» THE TASK:
Count how many lines in the data hold "text". Only the number.

» Saved entries:
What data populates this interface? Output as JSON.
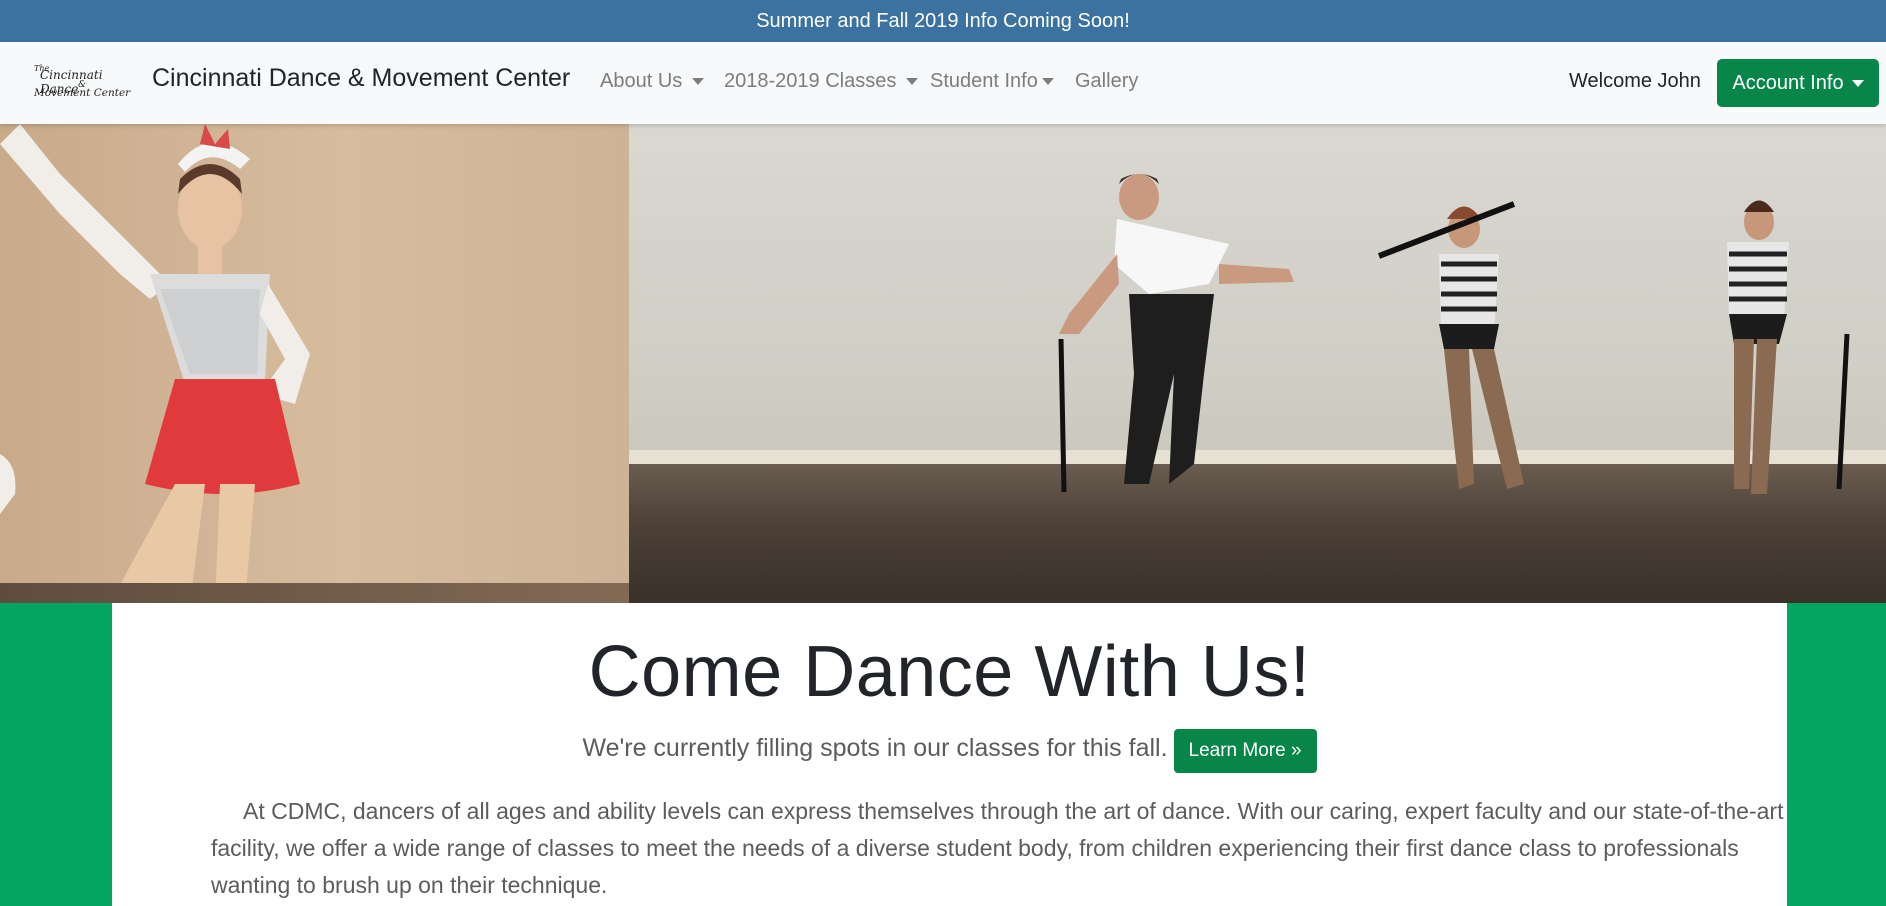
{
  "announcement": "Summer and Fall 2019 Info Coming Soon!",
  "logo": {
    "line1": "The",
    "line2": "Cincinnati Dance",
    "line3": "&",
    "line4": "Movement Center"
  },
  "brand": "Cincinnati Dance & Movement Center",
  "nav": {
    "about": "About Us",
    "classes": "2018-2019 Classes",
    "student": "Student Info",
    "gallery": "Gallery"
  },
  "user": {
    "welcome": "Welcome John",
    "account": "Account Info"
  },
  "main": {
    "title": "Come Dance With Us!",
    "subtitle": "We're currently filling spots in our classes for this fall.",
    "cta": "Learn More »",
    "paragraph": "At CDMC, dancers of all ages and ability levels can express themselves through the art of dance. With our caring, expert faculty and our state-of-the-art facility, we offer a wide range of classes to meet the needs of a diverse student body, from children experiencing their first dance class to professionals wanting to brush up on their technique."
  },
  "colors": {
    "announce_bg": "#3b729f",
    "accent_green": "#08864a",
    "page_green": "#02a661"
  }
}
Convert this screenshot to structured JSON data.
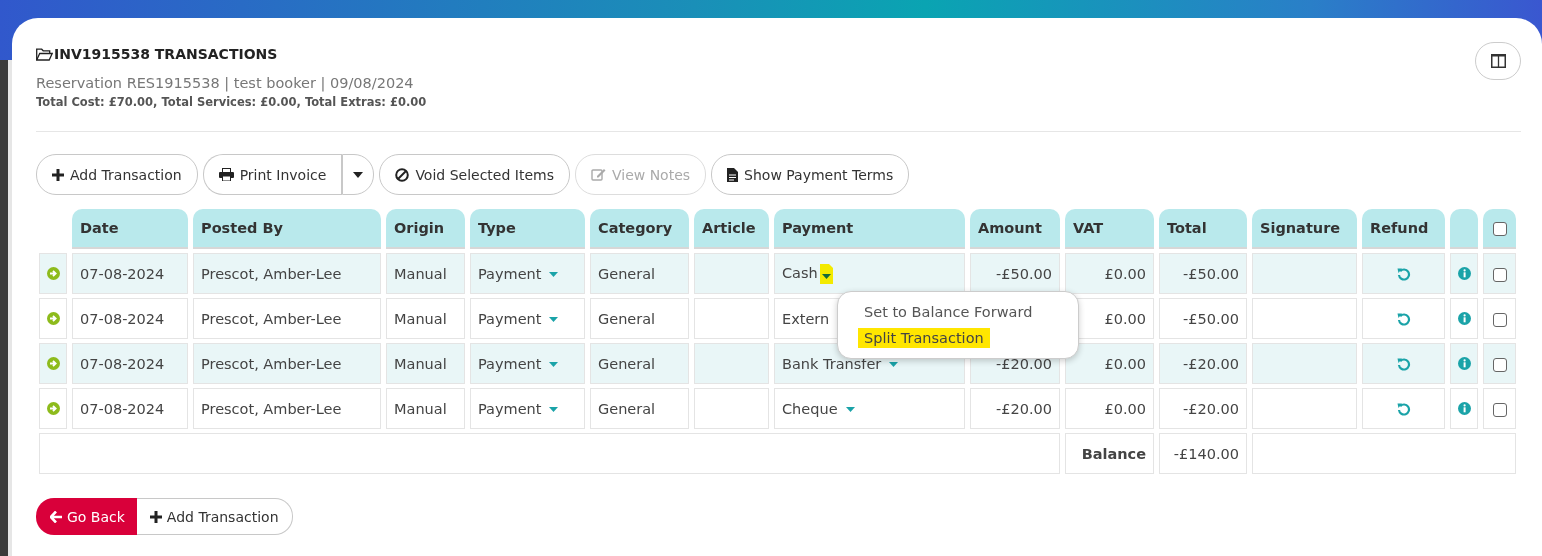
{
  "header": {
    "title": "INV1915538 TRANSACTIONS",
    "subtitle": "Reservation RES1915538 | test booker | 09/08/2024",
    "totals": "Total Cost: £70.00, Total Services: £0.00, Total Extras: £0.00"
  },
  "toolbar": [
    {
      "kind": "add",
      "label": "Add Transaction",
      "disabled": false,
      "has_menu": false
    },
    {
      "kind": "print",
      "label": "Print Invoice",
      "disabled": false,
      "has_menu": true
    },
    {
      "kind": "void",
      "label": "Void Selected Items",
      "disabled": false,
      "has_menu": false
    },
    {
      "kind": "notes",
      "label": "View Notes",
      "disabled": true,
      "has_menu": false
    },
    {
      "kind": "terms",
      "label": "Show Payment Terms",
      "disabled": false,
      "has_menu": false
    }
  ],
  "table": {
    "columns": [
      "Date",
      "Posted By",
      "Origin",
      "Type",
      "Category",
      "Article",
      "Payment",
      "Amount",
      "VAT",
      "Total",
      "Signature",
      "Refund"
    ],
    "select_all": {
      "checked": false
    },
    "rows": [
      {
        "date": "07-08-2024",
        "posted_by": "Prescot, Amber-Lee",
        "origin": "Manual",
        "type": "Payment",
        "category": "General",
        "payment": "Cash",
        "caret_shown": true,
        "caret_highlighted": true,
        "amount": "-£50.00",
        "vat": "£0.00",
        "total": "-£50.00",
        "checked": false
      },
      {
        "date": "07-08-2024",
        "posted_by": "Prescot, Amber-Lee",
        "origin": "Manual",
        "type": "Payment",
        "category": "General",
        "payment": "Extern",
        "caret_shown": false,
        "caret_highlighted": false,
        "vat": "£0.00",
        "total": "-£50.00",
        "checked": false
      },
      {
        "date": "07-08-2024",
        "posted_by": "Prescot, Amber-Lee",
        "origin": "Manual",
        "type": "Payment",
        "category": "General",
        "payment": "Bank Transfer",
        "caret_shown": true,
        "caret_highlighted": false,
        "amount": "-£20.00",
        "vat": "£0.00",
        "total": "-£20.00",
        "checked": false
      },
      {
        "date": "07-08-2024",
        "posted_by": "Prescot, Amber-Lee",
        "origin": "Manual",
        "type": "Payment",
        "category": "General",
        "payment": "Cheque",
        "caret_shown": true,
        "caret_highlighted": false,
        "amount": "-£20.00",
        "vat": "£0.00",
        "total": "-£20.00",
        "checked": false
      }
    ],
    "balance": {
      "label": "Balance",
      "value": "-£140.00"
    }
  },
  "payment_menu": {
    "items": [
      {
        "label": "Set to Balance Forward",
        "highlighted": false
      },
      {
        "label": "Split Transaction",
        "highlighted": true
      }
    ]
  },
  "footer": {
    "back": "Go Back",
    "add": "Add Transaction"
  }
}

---

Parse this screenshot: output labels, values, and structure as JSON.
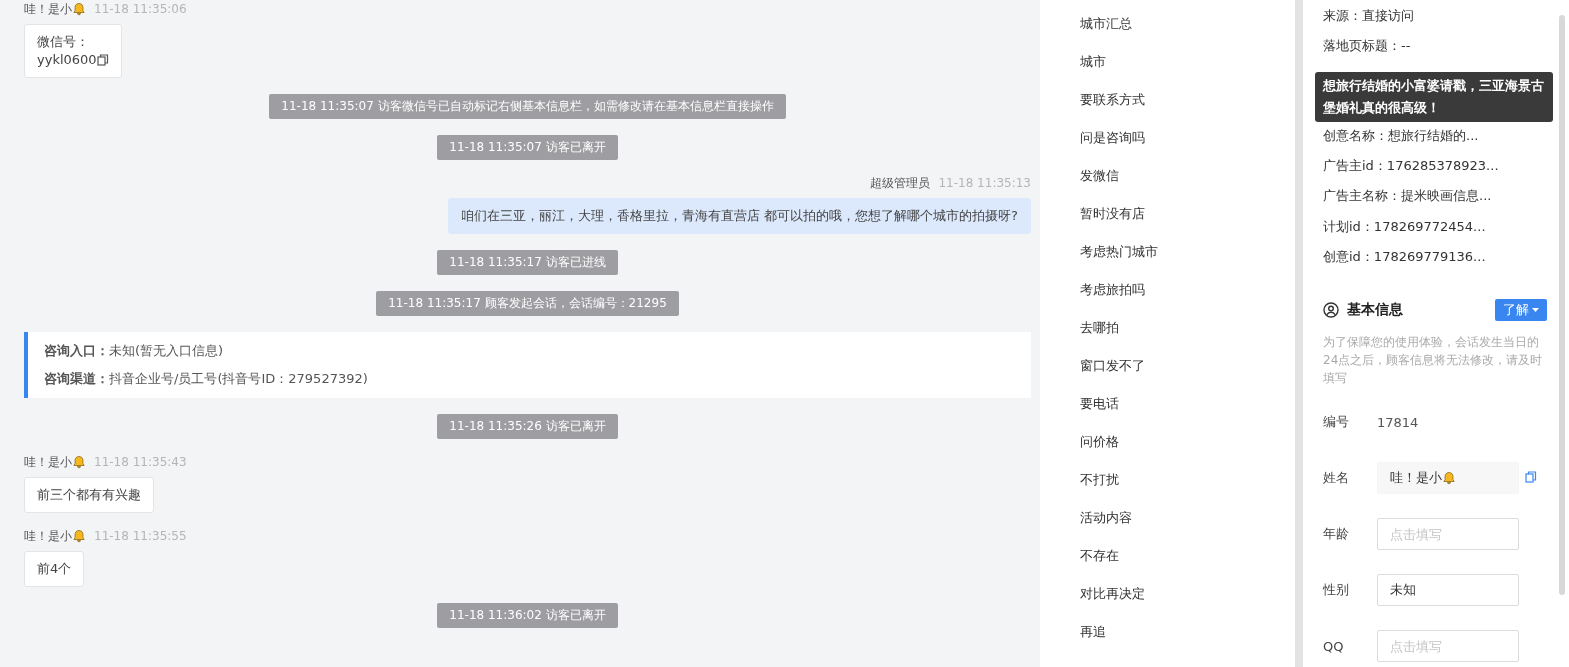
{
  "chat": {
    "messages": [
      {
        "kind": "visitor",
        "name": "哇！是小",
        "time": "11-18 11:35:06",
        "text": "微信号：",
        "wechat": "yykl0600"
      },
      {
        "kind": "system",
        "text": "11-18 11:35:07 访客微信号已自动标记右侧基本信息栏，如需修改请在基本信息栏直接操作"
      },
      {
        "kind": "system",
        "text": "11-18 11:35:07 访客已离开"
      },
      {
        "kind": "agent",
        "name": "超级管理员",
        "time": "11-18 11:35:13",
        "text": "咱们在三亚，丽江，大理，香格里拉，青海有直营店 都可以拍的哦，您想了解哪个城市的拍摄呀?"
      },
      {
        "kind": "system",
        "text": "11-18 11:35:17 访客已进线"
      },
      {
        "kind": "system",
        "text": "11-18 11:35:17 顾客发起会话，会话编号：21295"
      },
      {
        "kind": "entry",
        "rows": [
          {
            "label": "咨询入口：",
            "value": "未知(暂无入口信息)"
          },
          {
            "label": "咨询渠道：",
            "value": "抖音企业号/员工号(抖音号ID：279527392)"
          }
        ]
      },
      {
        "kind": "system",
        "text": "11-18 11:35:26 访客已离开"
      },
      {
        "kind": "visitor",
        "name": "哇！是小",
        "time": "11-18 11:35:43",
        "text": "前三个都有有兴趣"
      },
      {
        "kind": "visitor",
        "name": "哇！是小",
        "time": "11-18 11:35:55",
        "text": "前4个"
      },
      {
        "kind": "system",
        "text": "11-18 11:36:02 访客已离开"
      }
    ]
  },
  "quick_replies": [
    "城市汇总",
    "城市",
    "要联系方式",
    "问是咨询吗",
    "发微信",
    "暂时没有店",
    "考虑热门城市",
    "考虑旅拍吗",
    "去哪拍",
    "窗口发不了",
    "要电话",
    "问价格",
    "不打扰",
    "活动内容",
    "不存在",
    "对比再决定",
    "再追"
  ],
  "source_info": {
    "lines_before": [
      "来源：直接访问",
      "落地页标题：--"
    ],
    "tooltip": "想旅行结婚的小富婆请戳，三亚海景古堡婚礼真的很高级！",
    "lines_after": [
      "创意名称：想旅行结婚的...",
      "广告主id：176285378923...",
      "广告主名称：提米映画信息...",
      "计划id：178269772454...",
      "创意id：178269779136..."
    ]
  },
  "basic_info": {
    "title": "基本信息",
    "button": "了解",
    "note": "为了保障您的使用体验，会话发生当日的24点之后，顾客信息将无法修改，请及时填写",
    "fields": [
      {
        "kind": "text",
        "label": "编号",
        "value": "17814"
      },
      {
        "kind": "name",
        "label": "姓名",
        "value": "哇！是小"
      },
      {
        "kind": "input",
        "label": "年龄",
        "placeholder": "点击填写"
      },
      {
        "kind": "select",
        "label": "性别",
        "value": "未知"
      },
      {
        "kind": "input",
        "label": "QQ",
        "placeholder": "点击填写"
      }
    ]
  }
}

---

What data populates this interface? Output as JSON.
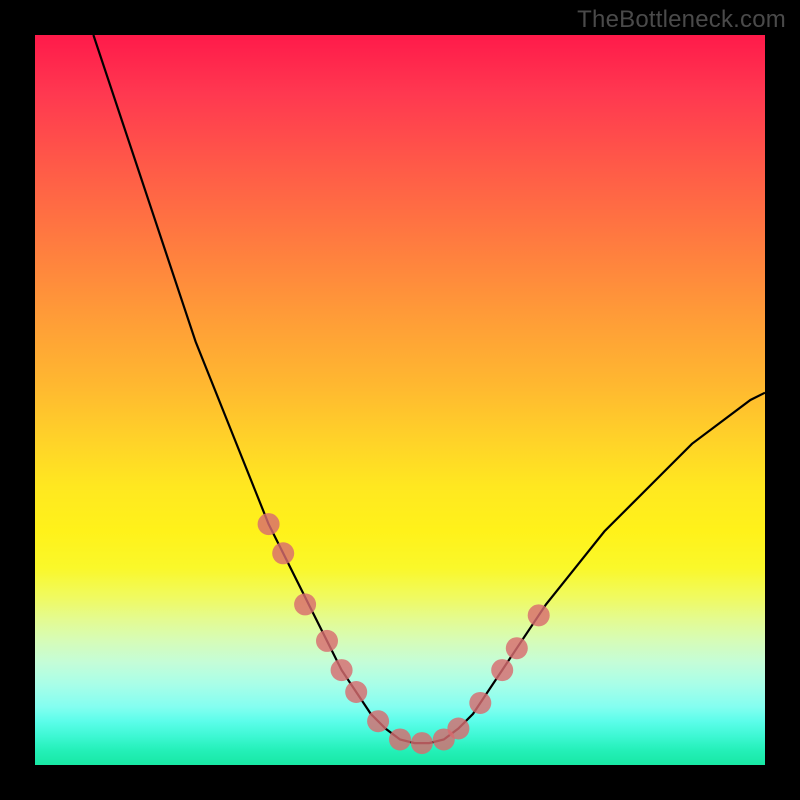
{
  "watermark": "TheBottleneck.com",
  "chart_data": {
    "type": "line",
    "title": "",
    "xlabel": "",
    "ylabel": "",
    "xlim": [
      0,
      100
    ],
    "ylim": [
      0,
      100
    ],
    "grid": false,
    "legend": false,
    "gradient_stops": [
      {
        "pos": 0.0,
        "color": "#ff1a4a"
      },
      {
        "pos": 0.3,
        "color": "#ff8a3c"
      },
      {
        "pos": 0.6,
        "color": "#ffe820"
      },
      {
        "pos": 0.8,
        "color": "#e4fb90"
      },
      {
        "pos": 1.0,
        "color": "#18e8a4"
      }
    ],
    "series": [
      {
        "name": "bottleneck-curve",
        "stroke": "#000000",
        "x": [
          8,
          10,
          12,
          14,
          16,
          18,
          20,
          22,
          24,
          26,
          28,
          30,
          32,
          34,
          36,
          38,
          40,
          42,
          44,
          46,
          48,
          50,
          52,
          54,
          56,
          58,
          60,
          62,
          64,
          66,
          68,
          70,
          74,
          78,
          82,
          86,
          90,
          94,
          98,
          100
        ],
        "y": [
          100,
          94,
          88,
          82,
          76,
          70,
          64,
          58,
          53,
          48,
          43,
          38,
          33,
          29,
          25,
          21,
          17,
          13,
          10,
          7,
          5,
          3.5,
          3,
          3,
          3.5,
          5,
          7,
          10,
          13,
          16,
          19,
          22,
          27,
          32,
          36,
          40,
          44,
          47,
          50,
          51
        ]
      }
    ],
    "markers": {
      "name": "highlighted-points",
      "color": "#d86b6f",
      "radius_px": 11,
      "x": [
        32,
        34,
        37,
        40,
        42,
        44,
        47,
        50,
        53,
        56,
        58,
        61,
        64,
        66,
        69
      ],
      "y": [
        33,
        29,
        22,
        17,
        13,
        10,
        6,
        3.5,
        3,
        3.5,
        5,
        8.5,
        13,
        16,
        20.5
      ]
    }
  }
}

» RESULT OF THE TASK:
11